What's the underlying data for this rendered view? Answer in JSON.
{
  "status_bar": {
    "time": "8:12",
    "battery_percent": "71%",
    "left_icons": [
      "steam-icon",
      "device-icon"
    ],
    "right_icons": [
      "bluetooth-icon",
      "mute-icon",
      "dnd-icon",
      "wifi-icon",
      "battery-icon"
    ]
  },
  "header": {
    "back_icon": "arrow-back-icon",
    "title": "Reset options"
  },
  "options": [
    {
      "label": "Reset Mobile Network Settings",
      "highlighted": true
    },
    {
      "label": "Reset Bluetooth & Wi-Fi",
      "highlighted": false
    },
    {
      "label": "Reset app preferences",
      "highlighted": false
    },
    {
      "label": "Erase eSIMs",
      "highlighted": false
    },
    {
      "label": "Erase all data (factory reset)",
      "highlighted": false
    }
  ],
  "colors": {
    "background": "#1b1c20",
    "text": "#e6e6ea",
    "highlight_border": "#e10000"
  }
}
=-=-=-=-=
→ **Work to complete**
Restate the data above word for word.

→ **Response to this exercise**
What's the underlying data for this rendered view? Answer in JSON.
{
  "status_bar": {
    "time": "8:12",
    "battery_percent": "71%",
    "left_icons": [
      "steam-icon",
      "device-icon"
    ],
    "right_icons": [
      "bluetooth-icon",
      "mute-icon",
      "dnd-icon",
      "wifi-icon",
      "battery-icon"
    ]
  },
  "header": {
    "back_icon": "arrow-back-icon",
    "title": "Reset options"
  },
  "options": [
    {
      "label": "Reset Mobile Network Settings",
      "highlighted": true
    },
    {
      "label": "Reset Bluetooth & Wi-Fi",
      "highlighted": false
    },
    {
      "label": "Reset app preferences",
      "highlighted": false
    },
    {
      "label": "Erase eSIMs",
      "highlighted": false
    },
    {
      "label": "Erase all data (factory reset)",
      "highlighted": false
    }
  ],
  "colors": {
    "background": "#1b1c20",
    "text": "#e6e6ea",
    "highlight_border": "#e10000"
  }
}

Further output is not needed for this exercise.